▸ **TASK**
Lines containing the word "JSON" are the ones to copy from the records below.

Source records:

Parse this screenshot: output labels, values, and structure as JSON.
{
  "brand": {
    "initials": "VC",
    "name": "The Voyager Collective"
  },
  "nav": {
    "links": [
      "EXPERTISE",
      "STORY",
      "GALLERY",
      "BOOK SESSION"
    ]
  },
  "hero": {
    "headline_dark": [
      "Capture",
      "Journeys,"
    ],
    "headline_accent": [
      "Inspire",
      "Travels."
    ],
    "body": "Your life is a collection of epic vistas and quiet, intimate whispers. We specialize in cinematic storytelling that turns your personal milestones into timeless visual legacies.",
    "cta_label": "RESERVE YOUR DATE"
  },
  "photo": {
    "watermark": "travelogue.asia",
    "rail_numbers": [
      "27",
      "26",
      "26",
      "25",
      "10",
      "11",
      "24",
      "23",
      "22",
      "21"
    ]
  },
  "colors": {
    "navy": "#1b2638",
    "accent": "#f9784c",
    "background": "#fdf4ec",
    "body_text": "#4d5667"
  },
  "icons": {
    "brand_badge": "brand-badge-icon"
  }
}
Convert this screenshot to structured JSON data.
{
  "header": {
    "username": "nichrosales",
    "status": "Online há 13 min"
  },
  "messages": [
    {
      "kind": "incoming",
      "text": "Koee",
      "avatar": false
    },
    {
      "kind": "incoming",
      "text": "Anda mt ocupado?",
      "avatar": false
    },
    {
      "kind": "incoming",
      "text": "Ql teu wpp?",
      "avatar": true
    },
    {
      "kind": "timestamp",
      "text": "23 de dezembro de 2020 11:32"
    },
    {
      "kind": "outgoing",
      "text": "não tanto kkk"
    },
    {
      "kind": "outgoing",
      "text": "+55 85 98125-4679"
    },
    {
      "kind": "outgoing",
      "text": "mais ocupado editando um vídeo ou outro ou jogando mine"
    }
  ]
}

▸ **SOLUTION TO THIS PROBLEM**
Parse this screenshot: output labels, values, and structure as JSON.
Convert this screenshot to structured JSON data.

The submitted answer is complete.